#### Exercise requirements
When you print the records below, keep every word exact and leave out the images.
(Material for the task begins)
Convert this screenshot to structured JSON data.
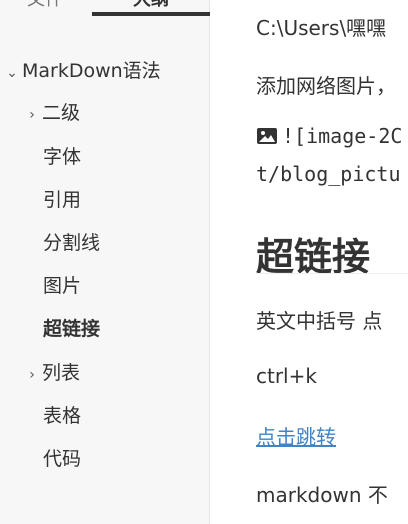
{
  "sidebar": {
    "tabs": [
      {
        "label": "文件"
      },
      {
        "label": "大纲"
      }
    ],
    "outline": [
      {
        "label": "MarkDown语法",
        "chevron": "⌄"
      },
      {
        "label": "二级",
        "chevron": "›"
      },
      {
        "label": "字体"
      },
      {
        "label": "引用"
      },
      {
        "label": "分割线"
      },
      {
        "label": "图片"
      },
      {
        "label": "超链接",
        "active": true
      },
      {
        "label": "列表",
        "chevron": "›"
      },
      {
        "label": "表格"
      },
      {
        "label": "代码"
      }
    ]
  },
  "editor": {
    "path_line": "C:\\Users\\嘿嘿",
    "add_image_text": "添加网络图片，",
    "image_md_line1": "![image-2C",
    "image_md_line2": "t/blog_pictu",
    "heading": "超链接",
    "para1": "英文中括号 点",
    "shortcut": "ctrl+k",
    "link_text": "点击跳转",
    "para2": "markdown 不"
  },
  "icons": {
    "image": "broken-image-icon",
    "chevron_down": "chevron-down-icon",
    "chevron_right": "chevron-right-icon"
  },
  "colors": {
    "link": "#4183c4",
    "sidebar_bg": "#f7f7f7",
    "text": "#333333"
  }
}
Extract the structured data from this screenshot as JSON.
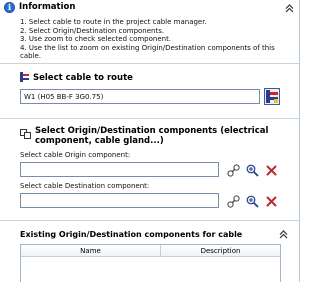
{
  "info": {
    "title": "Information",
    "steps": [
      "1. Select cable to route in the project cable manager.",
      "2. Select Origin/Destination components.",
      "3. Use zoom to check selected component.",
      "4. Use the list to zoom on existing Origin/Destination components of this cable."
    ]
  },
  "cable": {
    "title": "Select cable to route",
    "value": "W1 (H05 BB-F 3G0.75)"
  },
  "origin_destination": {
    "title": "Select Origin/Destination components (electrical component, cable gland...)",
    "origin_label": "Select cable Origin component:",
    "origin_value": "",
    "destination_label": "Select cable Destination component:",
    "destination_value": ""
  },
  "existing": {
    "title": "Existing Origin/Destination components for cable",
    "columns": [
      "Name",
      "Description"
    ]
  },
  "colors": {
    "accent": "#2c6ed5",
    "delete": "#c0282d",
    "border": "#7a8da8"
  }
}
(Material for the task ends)
#### Task response
Convert this screenshot to structured JSON data.
{
  "sidebar": {
    "tabs": [
      {
        "label": "文件"
      },
      {
        "label": "大纲"
      }
    ],
    "outline": [
      {
        "label": "MarkDown语法",
        "chevron": "⌄"
      },
      {
        "label": "二级",
        "chevron": "›"
      },
      {
        "label": "字体"
      },
      {
        "label": "引用"
      },
      {
        "label": "分割线"
      },
      {
        "label": "图片"
      },
      {
        "label": "超链接",
        "active": true
      },
      {
        "label": "列表",
        "chevron": "›"
      },
      {
        "label": "表格"
      },
      {
        "label": "代码"
      }
    ]
  },
  "editor": {
    "path_line": "C:\\Users\\嘿嘿",
    "add_image_text": "添加网络图片，",
    "image_md_line1": "![image-2C",
    "image_md_line2": "t/blog_pictu",
    "heading": "超链接",
    "para1": "英文中括号 点",
    "shortcut": "ctrl+k",
    "link_text": "点击跳转",
    "para2": "markdown 不"
  },
  "icons": {
    "image": "broken-image-icon",
    "chevron_down": "chevron-down-icon",
    "chevron_right": "chevron-right-icon"
  },
  "colors": {
    "link": "#4183c4",
    "sidebar_bg": "#f7f7f7",
    "text": "#333333"
  }
}
Extract the structured data from this screenshot as JSON.
{
  "info": {
    "title": "Information",
    "steps": [
      "1. Select cable to route in the project cable manager.",
      "2. Select Origin/Destination components.",
      "3. Use zoom to check selected component.",
      "4. Use the list to zoom on existing Origin/Destination components of this cable."
    ]
  },
  "cable": {
    "title": "Select cable to route",
    "value": "W1 (H05 BB-F 3G0.75)"
  },
  "origin_destination": {
    "title": "Select Origin/Destination components (electrical component, cable gland...)",
    "origin_label": "Select cable Origin component:",
    "origin_value": "",
    "destination_label": "Select cable Destination component:",
    "destination_value": ""
  },
  "existing": {
    "title": "Existing Origin/Destination components for cable",
    "columns": [
      "Name",
      "Description"
    ]
  },
  "colors": {
    "accent": "#2c6ed5",
    "delete": "#c0282d",
    "border": "#7a8da8"
  }
}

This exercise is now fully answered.